The couple had two sons and seven daughters. The eldest daughter, Gertrude, married Sandford Hall Fleming, eldest son of Sir Sandford Fleming, the inventor of Standard Time, while another daughter, Marion, divorced wife of Alfred Louis Castellain, became, secretly, in 1906, the wife of Sir Frederick W. A. G. Haultain, the man her father had appointed as first premier of the Northwest Territories in 1897. His daughter Alice Maude, born on November 11, 1872, married Canadian lawyer and Liberal politician Harold Buchanan McGiverin. Of the sons: the elder, Edward Compton Mackintosh, died of a fever, on 28 January 1901, at Pretoria, while he was serving as a private in the Canadian contingent with Lord Strathcona's Horse fighting in the Second Boer War. The younger, Charles St Lawrence Mackintosh, who had served as his father's personal secretary and aide-de-camp when he was N.W.T. lieutenant governor, first married Eileen White of Quebec City, granddaughter of Sir Hugh Allan, in 1899. They had a son, Charles Allan Mackintosh, born in 1901. Divorced in 1906, he remarried, in 1908, to Kate Totten Putnam (d.1919), and was married for the last time, in 1927, to Lillie Tupper Cameron, whose mother was the eldest child of Canadian Conservative Prime Minister Sir Charles Tupper, 1st Baronet.[7]

The Hon. C. H. Mackintosh died in 1931 and was buried in Beechwood Cemetery in Ottawa, Ontario, alongside his wife who had predeceased him in 1925.
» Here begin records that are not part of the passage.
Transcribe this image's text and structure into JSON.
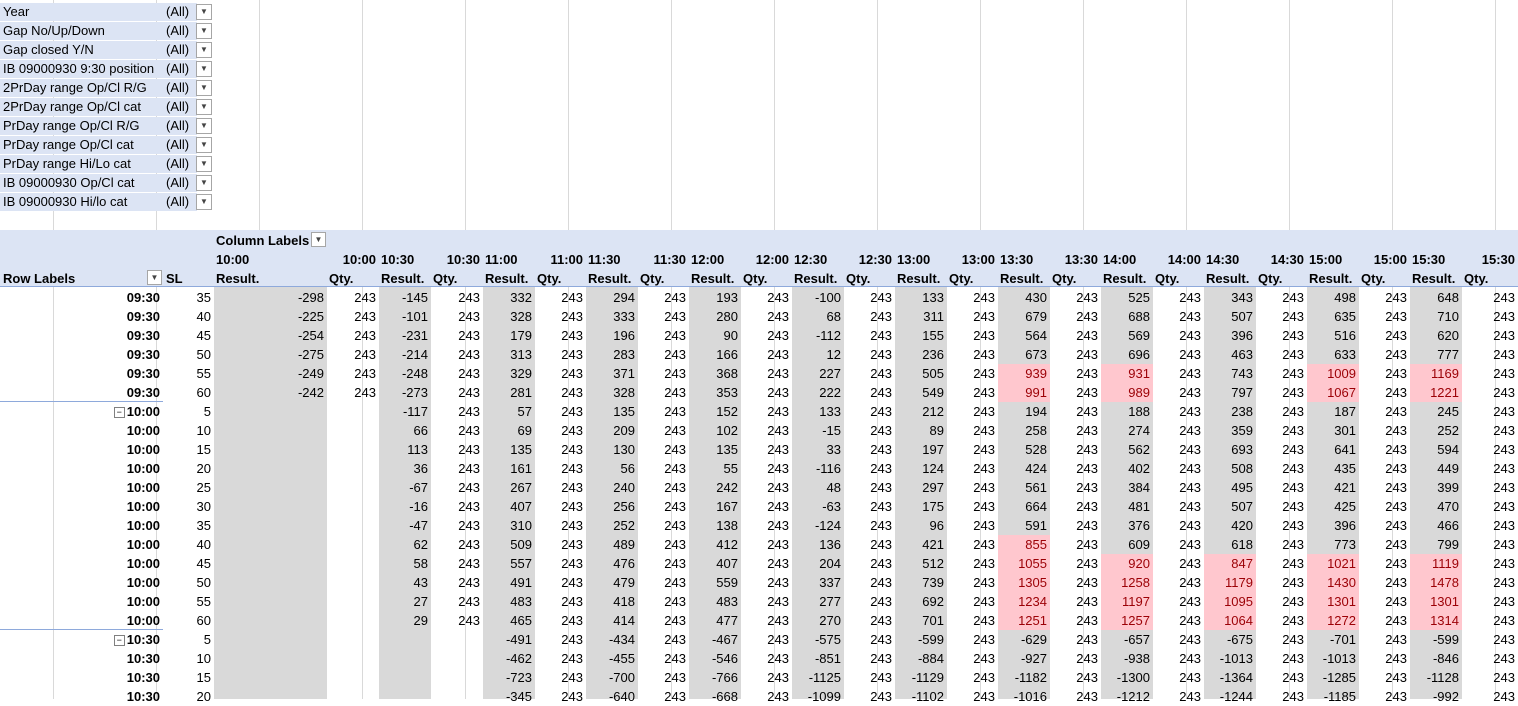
{
  "filters": [
    {
      "label": "Year",
      "value": "(All)"
    },
    {
      "label": "Gap No/Up/Down",
      "value": "(All)"
    },
    {
      "label": "Gap closed Y/N",
      "value": "(All)"
    },
    {
      "label": "IB 09000930 9:30 position",
      "value": "(All)"
    },
    {
      "label": "2PrDay range Op/Cl R/G",
      "value": "(All)"
    },
    {
      "label": "2PrDay range Op/Cl cat",
      "value": "(All)"
    },
    {
      "label": "PrDay range Op/Cl R/G",
      "value": "(All)"
    },
    {
      "label": "PrDay range Op/Cl cat",
      "value": "(All)"
    },
    {
      "label": "PrDay range Hi/Lo cat",
      "value": "(All)"
    },
    {
      "label": "IB 09000930 Op/Cl cat",
      "value": "(All)"
    },
    {
      "label": "IB 09000930 Hi/lo cat",
      "value": "(All)"
    }
  ],
  "pivot": {
    "column_labels_title": "Column Labels",
    "row_labels_title": "Row Labels",
    "sl_title": "SL",
    "column_headers": [
      {
        "time": "10:00",
        "measure": "Result."
      },
      {
        "time": "10:00",
        "measure": "Qty."
      },
      {
        "time": "10:30",
        "measure": "Result."
      },
      {
        "time": "10:30",
        "measure": "Qty."
      },
      {
        "time": "11:00",
        "measure": "Result."
      },
      {
        "time": "11:00",
        "measure": "Qty."
      },
      {
        "time": "11:30",
        "measure": "Result."
      },
      {
        "time": "11:30",
        "measure": "Qty."
      },
      {
        "time": "12:00",
        "measure": "Result."
      },
      {
        "time": "12:00",
        "measure": "Qty."
      },
      {
        "time": "12:30",
        "measure": "Result."
      },
      {
        "time": "12:30",
        "measure": "Qty."
      },
      {
        "time": "13:00",
        "measure": "Result."
      },
      {
        "time": "13:00",
        "measure": "Qty."
      },
      {
        "time": "13:30",
        "measure": "Result."
      },
      {
        "time": "13:30",
        "measure": "Qty."
      },
      {
        "time": "14:00",
        "measure": "Result."
      },
      {
        "time": "14:00",
        "measure": "Qty."
      },
      {
        "time": "14:30",
        "measure": "Result."
      },
      {
        "time": "14:30",
        "measure": "Qty."
      },
      {
        "time": "15:00",
        "measure": "Result."
      },
      {
        "time": "15:00",
        "measure": "Qty."
      },
      {
        "time": "15:30",
        "measure": "Result."
      },
      {
        "time": "15:30",
        "measure": "Qty."
      }
    ],
    "rows": [
      {
        "label": "09:30",
        "group": false,
        "sl": "35",
        "cells": [
          "-298",
          "243",
          "-145",
          "243",
          "332",
          "243",
          "294",
          "243",
          "193",
          "243",
          "-100",
          "243",
          "133",
          "243",
          "430",
          "243",
          "525",
          "243",
          "343",
          "243",
          "498",
          "243",
          "648",
          "243"
        ],
        "hl": []
      },
      {
        "label": "09:30",
        "group": false,
        "sl": "40",
        "cells": [
          "-225",
          "243",
          "-101",
          "243",
          "328",
          "243",
          "333",
          "243",
          "280",
          "243",
          "68",
          "243",
          "311",
          "243",
          "679",
          "243",
          "688",
          "243",
          "507",
          "243",
          "635",
          "243",
          "710",
          "243"
        ],
        "hl": []
      },
      {
        "label": "09:30",
        "group": false,
        "sl": "45",
        "cells": [
          "-254",
          "243",
          "-231",
          "243",
          "179",
          "243",
          "196",
          "243",
          "90",
          "243",
          "-112",
          "243",
          "155",
          "243",
          "564",
          "243",
          "569",
          "243",
          "396",
          "243",
          "516",
          "243",
          "620",
          "243"
        ],
        "hl": []
      },
      {
        "label": "09:30",
        "group": false,
        "sl": "50",
        "cells": [
          "-275",
          "243",
          "-214",
          "243",
          "313",
          "243",
          "283",
          "243",
          "166",
          "243",
          "12",
          "243",
          "236",
          "243",
          "673",
          "243",
          "696",
          "243",
          "463",
          "243",
          "633",
          "243",
          "777",
          "243"
        ],
        "hl": []
      },
      {
        "label": "09:30",
        "group": false,
        "sl": "55",
        "cells": [
          "-249",
          "243",
          "-248",
          "243",
          "329",
          "243",
          "371",
          "243",
          "368",
          "243",
          "227",
          "243",
          "505",
          "243",
          "939",
          "243",
          "931",
          "243",
          "743",
          "243",
          "1009",
          "243",
          "1169",
          "243"
        ],
        "hl": [
          14,
          16,
          20,
          22
        ]
      },
      {
        "label": "09:30",
        "group": false,
        "sl": "60",
        "cells": [
          "-242",
          "243",
          "-273",
          "243",
          "281",
          "243",
          "328",
          "243",
          "353",
          "243",
          "222",
          "243",
          "549",
          "243",
          "991",
          "243",
          "989",
          "243",
          "797",
          "243",
          "1067",
          "243",
          "1221",
          "243"
        ],
        "hl": [
          14,
          16,
          20,
          22
        ]
      },
      {
        "label": "10:00",
        "group": true,
        "sl": "5",
        "cells": [
          "",
          "",
          "-117",
          "243",
          "57",
          "243",
          "135",
          "243",
          "152",
          "243",
          "133",
          "243",
          "212",
          "243",
          "194",
          "243",
          "188",
          "243",
          "238",
          "243",
          "187",
          "243",
          "245",
          "243"
        ],
        "hl": []
      },
      {
        "label": "10:00",
        "group": false,
        "sl": "10",
        "cells": [
          "",
          "",
          "66",
          "243",
          "69",
          "243",
          "209",
          "243",
          "102",
          "243",
          "-15",
          "243",
          "89",
          "243",
          "258",
          "243",
          "274",
          "243",
          "359",
          "243",
          "301",
          "243",
          "252",
          "243"
        ],
        "hl": []
      },
      {
        "label": "10:00",
        "group": false,
        "sl": "15",
        "cells": [
          "",
          "",
          "113",
          "243",
          "135",
          "243",
          "130",
          "243",
          "135",
          "243",
          "33",
          "243",
          "197",
          "243",
          "528",
          "243",
          "562",
          "243",
          "693",
          "243",
          "641",
          "243",
          "594",
          "243"
        ],
        "hl": []
      },
      {
        "label": "10:00",
        "group": false,
        "sl": "20",
        "cells": [
          "",
          "",
          "36",
          "243",
          "161",
          "243",
          "56",
          "243",
          "55",
          "243",
          "-116",
          "243",
          "124",
          "243",
          "424",
          "243",
          "402",
          "243",
          "508",
          "243",
          "435",
          "243",
          "449",
          "243"
        ],
        "hl": []
      },
      {
        "label": "10:00",
        "group": false,
        "sl": "25",
        "cells": [
          "",
          "",
          "-67",
          "243",
          "267",
          "243",
          "240",
          "243",
          "242",
          "243",
          "48",
          "243",
          "297",
          "243",
          "561",
          "243",
          "384",
          "243",
          "495",
          "243",
          "421",
          "243",
          "399",
          "243"
        ],
        "hl": []
      },
      {
        "label": "10:00",
        "group": false,
        "sl": "30",
        "cells": [
          "",
          "",
          "-16",
          "243",
          "407",
          "243",
          "256",
          "243",
          "167",
          "243",
          "-63",
          "243",
          "175",
          "243",
          "664",
          "243",
          "481",
          "243",
          "507",
          "243",
          "425",
          "243",
          "470",
          "243"
        ],
        "hl": []
      },
      {
        "label": "10:00",
        "group": false,
        "sl": "35",
        "cells": [
          "",
          "",
          "-47",
          "243",
          "310",
          "243",
          "252",
          "243",
          "138",
          "243",
          "-124",
          "243",
          "96",
          "243",
          "591",
          "243",
          "376",
          "243",
          "420",
          "243",
          "396",
          "243",
          "466",
          "243"
        ],
        "hl": []
      },
      {
        "label": "10:00",
        "group": false,
        "sl": "40",
        "cells": [
          "",
          "",
          "62",
          "243",
          "509",
          "243",
          "489",
          "243",
          "412",
          "243",
          "136",
          "243",
          "421",
          "243",
          "855",
          "243",
          "609",
          "243",
          "618",
          "243",
          "773",
          "243",
          "799",
          "243"
        ],
        "hl": [
          14
        ]
      },
      {
        "label": "10:00",
        "group": false,
        "sl": "45",
        "cells": [
          "",
          "",
          "58",
          "243",
          "557",
          "243",
          "476",
          "243",
          "407",
          "243",
          "204",
          "243",
          "512",
          "243",
          "1055",
          "243",
          "920",
          "243",
          "847",
          "243",
          "1021",
          "243",
          "1119",
          "243"
        ],
        "hl": [
          14,
          16,
          18,
          20,
          22
        ]
      },
      {
        "label": "10:00",
        "group": false,
        "sl": "50",
        "cells": [
          "",
          "",
          "43",
          "243",
          "491",
          "243",
          "479",
          "243",
          "559",
          "243",
          "337",
          "243",
          "739",
          "243",
          "1305",
          "243",
          "1258",
          "243",
          "1179",
          "243",
          "1430",
          "243",
          "1478",
          "243"
        ],
        "hl": [
          14,
          16,
          18,
          20,
          22
        ]
      },
      {
        "label": "10:00",
        "group": false,
        "sl": "55",
        "cells": [
          "",
          "",
          "27",
          "243",
          "483",
          "243",
          "418",
          "243",
          "483",
          "243",
          "277",
          "243",
          "692",
          "243",
          "1234",
          "243",
          "1197",
          "243",
          "1095",
          "243",
          "1301",
          "243",
          "1301",
          "243"
        ],
        "hl": [
          14,
          16,
          18,
          20,
          22
        ]
      },
      {
        "label": "10:00",
        "group": false,
        "sl": "60",
        "cells": [
          "",
          "",
          "29",
          "243",
          "465",
          "243",
          "414",
          "243",
          "477",
          "243",
          "270",
          "243",
          "701",
          "243",
          "1251",
          "243",
          "1257",
          "243",
          "1064",
          "243",
          "1272",
          "243",
          "1314",
          "243"
        ],
        "hl": [
          14,
          16,
          18,
          20,
          22
        ]
      },
      {
        "label": "10:30",
        "group": true,
        "sl": "5",
        "cells": [
          "",
          "",
          "",
          "",
          "-491",
          "243",
          "-434",
          "243",
          "-467",
          "243",
          "-575",
          "243",
          "-599",
          "243",
          "-629",
          "243",
          "-657",
          "243",
          "-675",
          "243",
          "-701",
          "243",
          "-599",
          "243"
        ],
        "hl": []
      },
      {
        "label": "10:30",
        "group": false,
        "sl": "10",
        "cells": [
          "",
          "",
          "",
          "",
          "-462",
          "243",
          "-455",
          "243",
          "-546",
          "243",
          "-851",
          "243",
          "-884",
          "243",
          "-927",
          "243",
          "-938",
          "243",
          "-1013",
          "243",
          "-1013",
          "243",
          "-846",
          "243"
        ],
        "hl": []
      },
      {
        "label": "10:30",
        "group": false,
        "sl": "15",
        "cells": [
          "",
          "",
          "",
          "",
          "-723",
          "243",
          "-700",
          "243",
          "-766",
          "243",
          "-1125",
          "243",
          "-1129",
          "243",
          "-1182",
          "243",
          "-1300",
          "243",
          "-1364",
          "243",
          "-1285",
          "243",
          "-1128",
          "243"
        ],
        "hl": []
      },
      {
        "label": "10:30",
        "group": false,
        "sl": "20",
        "cells": [
          "",
          "",
          "",
          "",
          "-345",
          "243",
          "-640",
          "243",
          "-668",
          "243",
          "-1099",
          "243",
          "-1102",
          "243",
          "-1016",
          "243",
          "-1212",
          "243",
          "-1244",
          "243",
          "-1185",
          "243",
          "-992",
          "243"
        ],
        "hl": []
      }
    ]
  }
}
There is a Charles Herbert Mackintosh fonds at Library and Archives Canada.[8] Archival reference number is R4507.


  1. ^ a b "Centennial series (Legislative Assembly of Alberta), 1869-2005: On behalf of the crown".
  2. ^ Dave Mullington "Chain of Office: Biographic Sketches of Ottawa's Mayors (1847-1948)" (Renfrew, Ontario: General Store Publishing House, 2005)
  3. ^ a b c d On behalf of the crown: Lieutenant governors of the North-West Territories and Alberta, 1869-2005. Legislative Assembly of Alberta. 2006. p. 295. ISBN 0968921787.
  4. ^ Perry, Powell 2006, pg. 295
  5. ^ "Former Notable Figure in Life of Canada Dead". The Ottawa Citizen. 22 December 1931. p. 1.
  6. ^ [Canadian Illustrated News 28 08 1875 vol.XII, no. 9, 136 Library & Archives Canada 3682 Canadian Illustrated News"
  7. ^ Morgan, Henry James, ed. (1903). Types of Canadian Women and of Women who are or have been Connected with Canada. Toronto: Williams Briggs. p. 222.
  8. ^ "Charles Herbert Mackintosh fonds, Library and Archives Canada". 20 July 2017.
  1. Nicholas Flood Davin, The Irishman in Canada, 1877, p. 604
  2. Morang's Register of Canadian Affairs 1901, (1902), p. 311
  3. Hector Willoughby Charlesworth A Cyclopædia of Canadian Biography: Being Chiefly Men of the Time, 1919, p. 56C (C.H. Mackintosh's entry)
  4. Morgan, Canadian Men and Women of the Time, 1912, p. 704, col. 1 & 2
  5. Burke's Landed Gentry, 1855 edition, Raffles family.
  6. Napoleon Noel, The History of the Brethren, 1936, p. 64


  • Perry, Sandra E.; Powell, Karen L. (2006), On Behalf of the Crown: Lieutenant Governors of the North-West Territories and Alberta 1869–2005, Alberta: Legislative Assembly of Alberta
  • Thompson, John Herd (1994). "Davin, Nicholas Flood". In Cook, Ramsay; Hamelin, Jean (eds.). Dictionary of Canadian Biography. Vol. XIII (1901–1910) (online ed.). University of Toronto Press.

External linksEdit

Political offices
Preceded by Mayor of Ottawa
Succeeded by